    I saw it last night and thought it was fine. Amanda Seyfried, as well as all the other actors, do a good job. It was fairly suspensful. And the few scenes that push your suspension of belief don’t go too overboard. It didn’t seem that Film Noirish to me from the trailers, so I wasn’t comparing my impressions to that style. The movie is different from what is out there right now and I enjoyed it.

    • I Am Confused… Some Poeple Say It Sucked Others Say It Was Good….

  4. I have no intentions of seeing this flick, but did have kind of a strange thing happen to me re its trailer. I am not at all familiar with Amanda Seyfried, so when I first saw this film advertised, I thought she was a grown up Dakota Fanning. “Oh, look,” I thought to myself, “there is Dakota Fanning. Boy, she’s changed a lot!” Imagine my chagrin when I found out, after assuming for weeks this was supposed to be Dakota Fanning’s attempt to break out of the her cute little girl roles, that the actress was someone else altogether. I generally am on top of movie trivia. Suppose I needed to be humbled a bit. :o)

  5. From the moment I saw the trailer I thought this looked like a film that should be on Chill or SyFy as a movie of the week.
    And judging by the reviews I’ve read it seems like I was right. To be perfectly honest I will admit that I will watch this film. Not in the theater but once it hits Blu-ray or Amazon I’ll check it out. I can’t explain why but whenever I read or hear about a really bad thriller or even horror film I’m drawn to them. Usually to laugh at or make fun of while watching with someone else. That makes it entertaining.
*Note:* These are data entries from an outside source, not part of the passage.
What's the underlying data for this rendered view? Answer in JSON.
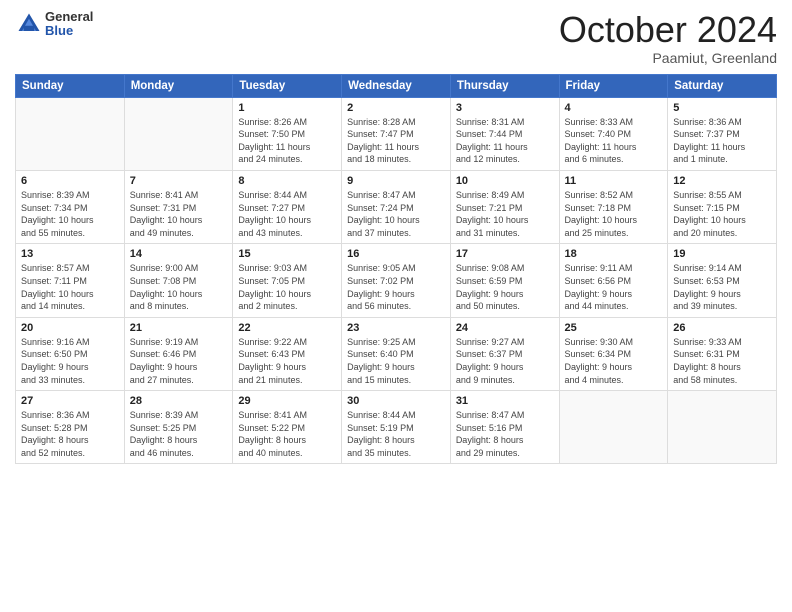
{
  "header": {
    "logo_general": "General",
    "logo_blue": "Blue",
    "month_title": "October 2024",
    "subtitle": "Paamiut, Greenland"
  },
  "days_of_week": [
    "Sunday",
    "Monday",
    "Tuesday",
    "Wednesday",
    "Thursday",
    "Friday",
    "Saturday"
  ],
  "weeks": [
    [
      {
        "day": "",
        "info": ""
      },
      {
        "day": "",
        "info": ""
      },
      {
        "day": "1",
        "info": "Sunrise: 8:26 AM\nSunset: 7:50 PM\nDaylight: 11 hours\nand 24 minutes."
      },
      {
        "day": "2",
        "info": "Sunrise: 8:28 AM\nSunset: 7:47 PM\nDaylight: 11 hours\nand 18 minutes."
      },
      {
        "day": "3",
        "info": "Sunrise: 8:31 AM\nSunset: 7:44 PM\nDaylight: 11 hours\nand 12 minutes."
      },
      {
        "day": "4",
        "info": "Sunrise: 8:33 AM\nSunset: 7:40 PM\nDaylight: 11 hours\nand 6 minutes."
      },
      {
        "day": "5",
        "info": "Sunrise: 8:36 AM\nSunset: 7:37 PM\nDaylight: 11 hours\nand 1 minute."
      }
    ],
    [
      {
        "day": "6",
        "info": "Sunrise: 8:39 AM\nSunset: 7:34 PM\nDaylight: 10 hours\nand 55 minutes."
      },
      {
        "day": "7",
        "info": "Sunrise: 8:41 AM\nSunset: 7:31 PM\nDaylight: 10 hours\nand 49 minutes."
      },
      {
        "day": "8",
        "info": "Sunrise: 8:44 AM\nSunset: 7:27 PM\nDaylight: 10 hours\nand 43 minutes."
      },
      {
        "day": "9",
        "info": "Sunrise: 8:47 AM\nSunset: 7:24 PM\nDaylight: 10 hours\nand 37 minutes."
      },
      {
        "day": "10",
        "info": "Sunrise: 8:49 AM\nSunset: 7:21 PM\nDaylight: 10 hours\nand 31 minutes."
      },
      {
        "day": "11",
        "info": "Sunrise: 8:52 AM\nSunset: 7:18 PM\nDaylight: 10 hours\nand 25 minutes."
      },
      {
        "day": "12",
        "info": "Sunrise: 8:55 AM\nSunset: 7:15 PM\nDaylight: 10 hours\nand 20 minutes."
      }
    ],
    [
      {
        "day": "13",
        "info": "Sunrise: 8:57 AM\nSunset: 7:11 PM\nDaylight: 10 hours\nand 14 minutes."
      },
      {
        "day": "14",
        "info": "Sunrise: 9:00 AM\nSunset: 7:08 PM\nDaylight: 10 hours\nand 8 minutes."
      },
      {
        "day": "15",
        "info": "Sunrise: 9:03 AM\nSunset: 7:05 PM\nDaylight: 10 hours\nand 2 minutes."
      },
      {
        "day": "16",
        "info": "Sunrise: 9:05 AM\nSunset: 7:02 PM\nDaylight: 9 hours\nand 56 minutes."
      },
      {
        "day": "17",
        "info": "Sunrise: 9:08 AM\nSunset: 6:59 PM\nDaylight: 9 hours\nand 50 minutes."
      },
      {
        "day": "18",
        "info": "Sunrise: 9:11 AM\nSunset: 6:56 PM\nDaylight: 9 hours\nand 44 minutes."
      },
      {
        "day": "19",
        "info": "Sunrise: 9:14 AM\nSunset: 6:53 PM\nDaylight: 9 hours\nand 39 minutes."
      }
    ],
    [
      {
        "day": "20",
        "info": "Sunrise: 9:16 AM\nSunset: 6:50 PM\nDaylight: 9 hours\nand 33 minutes."
      },
      {
        "day": "21",
        "info": "Sunrise: 9:19 AM\nSunset: 6:46 PM\nDaylight: 9 hours\nand 27 minutes."
      },
      {
        "day": "22",
        "info": "Sunrise: 9:22 AM\nSunset: 6:43 PM\nDaylight: 9 hours\nand 21 minutes."
      },
      {
        "day": "23",
        "info": "Sunrise: 9:25 AM\nSunset: 6:40 PM\nDaylight: 9 hours\nand 15 minutes."
      },
      {
        "day": "24",
        "info": "Sunrise: 9:27 AM\nSunset: 6:37 PM\nDaylight: 9 hours\nand 9 minutes."
      },
      {
        "day": "25",
        "info": "Sunrise: 9:30 AM\nSunset: 6:34 PM\nDaylight: 9 hours\nand 4 minutes."
      },
      {
        "day": "26",
        "info": "Sunrise: 9:33 AM\nSunset: 6:31 PM\nDaylight: 8 hours\nand 58 minutes."
      }
    ],
    [
      {
        "day": "27",
        "info": "Sunrise: 8:36 AM\nSunset: 5:28 PM\nDaylight: 8 hours\nand 52 minutes."
      },
      {
        "day": "28",
        "info": "Sunrise: 8:39 AM\nSunset: 5:25 PM\nDaylight: 8 hours\nand 46 minutes."
      },
      {
        "day": "29",
        "info": "Sunrise: 8:41 AM\nSunset: 5:22 PM\nDaylight: 8 hours\nand 40 minutes."
      },
      {
        "day": "30",
        "info": "Sunrise: 8:44 AM\nSunset: 5:19 PM\nDaylight: 8 hours\nand 35 minutes."
      },
      {
        "day": "31",
        "info": "Sunrise: 8:47 AM\nSunset: 5:16 PM\nDaylight: 8 hours\nand 29 minutes."
      },
      {
        "day": "",
        "info": ""
      },
      {
        "day": "",
        "info": ""
      }
    ]
  ]
}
    • “whenever I read or hear about a really bad thriller or even horror film I’m drawn to them.”

      Masochist? :)

      • Haha!
        I wouldn’t go that far but there is something about watching a complete train wreck of a film that’s entertaining.

        • Agreed. Every Halloween me and some buddies would rent three of the “WORST” horror movies we could find and watch them. It was a blast. A few actually surprised us and were fairly scary. Man the people that made movies in the 1970′s were some of, if not THE most messed up, acid-tripping, heroine shooting crazies ever. :)

          • Your not kidding. I have a cousin who lives in LA so he’s always able to find old 60′s/70′s I’d say d-level horror films. So every time he comes home we will break out the VCR and be amazed at what some people actually paid to produce. Some stuff makes the SyFy Network movies look like big studio blockbusters.

  6. I have seen Amanda Seyfried in a good suspense movie and doing this movie actually is worth watching Although it may not be as great as expected but I’ll give credit to a great acting.

  7. I have no desire in seeing any of the last 9 movies in the reviewed list, and based on your thoughts I’d say I’m better off. Journey 2 received the highest rating, which doesn’t inspire much confidence. Either your critiques are harsh, or the quality of movies lately have been extraordinarily awful. My guess is it’s the latter.

  8. I would like to see this movie. i am paying more attention to the positive comments than the negative.

  9. I have a problem with the entire blogging community in general essentially determining a movie is either really good, or lame. Nothing in between. The question this article asks at the top, is this movie worth seeing or a “B” movie? As if a B movie shouldn’t be seen.

  10. So much potential. Was really good until the end, massive anti-climax!!!

  11. I would have to say that this movie was really good! Myself and my dad enjoyed it very much. Asking ourselves who the killer. Kept me at the edge of my seat nearly the whole time! GREAT MOVIE

  12. Just watched this movie and I thought it was very suspenseful and a good movie until the end. The ending was just too short and to easy for Jill. I hate depressing endings but i have to admit if she would’ve been killed at the end it would’ve made the ending a lot better and then they could’ve pinned everything on the cops for not doing their job and for not believing her. Also I agree with a previous comment that the rookie cop had no point on having a part in the movie if he didn’t have anything to do with the killer or the kidnappings. Please comment on my post!

  13. I don’t get the very last scene help….